The Confusion Matrix: Evaluating the Accuracy of a Classification and Determining the Errors in Classification (Especially for GATE-Geospatial 2022)

Get top class preparation for competitive exams right from your home: get questions, notes, tests, video lectures and more- for all subjects of your exam.

Examrace Books on Mapping, GIS, and Remote Sensing prepares you throughly for a wide range of practical applications.

Ground Truth and Classification Accuracy Assessment

  • Ground truth or field survey is done in order to observe and collect information about the actual condition on the ground at a test site and determine the relationship between remotely sensed data and the object to be observed. It is recommended to have a ground truth at the same time of data acquisition, or at least within the time that the environmental condition does not change.
  • Classification accuracy assessment is a general term for comparing the classification to geographical data that are assumed to be true to determine the accuracy of the classification process. Usually, the assumed true data are derived from ground truth. It is usually not practical to ground truth or otherwise test every pixel of a classified image. Therefore, a set of reference pixels is usually used.
  • Reference pixels are points on the classified image for which actual data are (will be) known. The reference pixel is randomly select (Congalton, 1991) .

Evaluating the Accuracy of a Classification

The basic idea is to compare the predicted classification (supervised or unsupervised) of each pixel with the actual classification as discovered by ground truth. A good review of methods is given by (Congalton, 1991) . Four kinds of accuracy information:

  1. Nature of the errors: what kinds of information are confused?
  2. The frequency of the errors: how often do they occur?
  3. The magnitude of errors: how bad are they? E. g. , confusing old-growth with second, growth forest is not as ‘bad’ an error as confusing water with forest.
  4. Source of errors: why did the error occur?

The Confusion Matrix: Determining the Errors in Classification

The analyst selects a sample of pixels and then visits the sites (or vice-versa) , and builds a confusion matrix: (IDRISI module CONFUSE) . This is used to determine the nature and frequency of errors.

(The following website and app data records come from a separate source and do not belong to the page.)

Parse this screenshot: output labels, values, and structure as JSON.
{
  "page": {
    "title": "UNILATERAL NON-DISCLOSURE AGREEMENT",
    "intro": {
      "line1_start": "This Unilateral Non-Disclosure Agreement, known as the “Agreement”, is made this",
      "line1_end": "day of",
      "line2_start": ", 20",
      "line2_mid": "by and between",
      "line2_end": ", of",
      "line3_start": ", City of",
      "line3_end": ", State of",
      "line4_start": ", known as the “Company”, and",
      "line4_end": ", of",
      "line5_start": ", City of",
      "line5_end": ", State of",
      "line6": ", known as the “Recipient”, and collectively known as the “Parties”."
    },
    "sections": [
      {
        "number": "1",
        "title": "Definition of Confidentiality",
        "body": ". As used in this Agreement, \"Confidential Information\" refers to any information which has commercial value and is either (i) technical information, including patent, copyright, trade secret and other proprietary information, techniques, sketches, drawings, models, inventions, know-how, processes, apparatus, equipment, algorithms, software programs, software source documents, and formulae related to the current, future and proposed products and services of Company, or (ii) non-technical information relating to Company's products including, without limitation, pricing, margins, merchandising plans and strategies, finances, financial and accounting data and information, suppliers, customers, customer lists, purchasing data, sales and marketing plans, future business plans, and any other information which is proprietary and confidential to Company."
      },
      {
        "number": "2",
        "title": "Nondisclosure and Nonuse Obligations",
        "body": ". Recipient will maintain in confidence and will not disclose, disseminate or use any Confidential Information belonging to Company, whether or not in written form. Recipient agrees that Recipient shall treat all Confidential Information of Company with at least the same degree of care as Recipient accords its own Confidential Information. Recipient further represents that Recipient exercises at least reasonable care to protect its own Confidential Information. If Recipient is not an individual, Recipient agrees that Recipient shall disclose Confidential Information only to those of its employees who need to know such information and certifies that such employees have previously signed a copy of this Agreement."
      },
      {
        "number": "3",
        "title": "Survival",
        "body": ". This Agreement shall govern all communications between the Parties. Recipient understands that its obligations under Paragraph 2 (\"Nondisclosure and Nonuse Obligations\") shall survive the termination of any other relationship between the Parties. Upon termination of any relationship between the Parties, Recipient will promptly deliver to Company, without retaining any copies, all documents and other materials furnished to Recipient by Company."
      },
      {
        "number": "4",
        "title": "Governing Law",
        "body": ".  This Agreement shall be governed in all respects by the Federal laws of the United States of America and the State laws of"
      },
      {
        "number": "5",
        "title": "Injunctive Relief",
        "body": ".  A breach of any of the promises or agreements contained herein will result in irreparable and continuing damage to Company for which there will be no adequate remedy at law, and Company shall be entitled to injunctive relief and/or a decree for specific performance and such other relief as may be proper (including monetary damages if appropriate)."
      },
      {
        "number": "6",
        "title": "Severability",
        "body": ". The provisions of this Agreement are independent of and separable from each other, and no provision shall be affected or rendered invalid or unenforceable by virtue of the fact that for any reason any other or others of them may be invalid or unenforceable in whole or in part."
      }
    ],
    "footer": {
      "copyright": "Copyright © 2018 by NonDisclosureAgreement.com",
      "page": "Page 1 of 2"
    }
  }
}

ENVIConfusionMatrix:: ConfusionMatrix
  • Columns = ground Data (assumed ‘correct’ )
  • Rows = map data (classified by the automatic procedure)
  • Cells of the matrix = count of the number of observations for each (ground, map) combination
  • Diagonal elements = agreement between ground and map; ideal is a matrix with all zero off-diagonals
  • Errors of omission (map producer՚s accuracy) = incorrect in column/total in the column, Measures how well the map maker was able to represent the ground features.
  • Errors of commission (map user՚s accuracy) = incorrect in row/total in row. Measures how likely the map user is to encounter correct information while using the map.
  • Overall map accuracy = total on diagonal/grand total
  • A statistical test of the classification accuracy for the whole map or individual cells is possible using the Kappa index of agreement.
Accuracy Metrics

Developed by: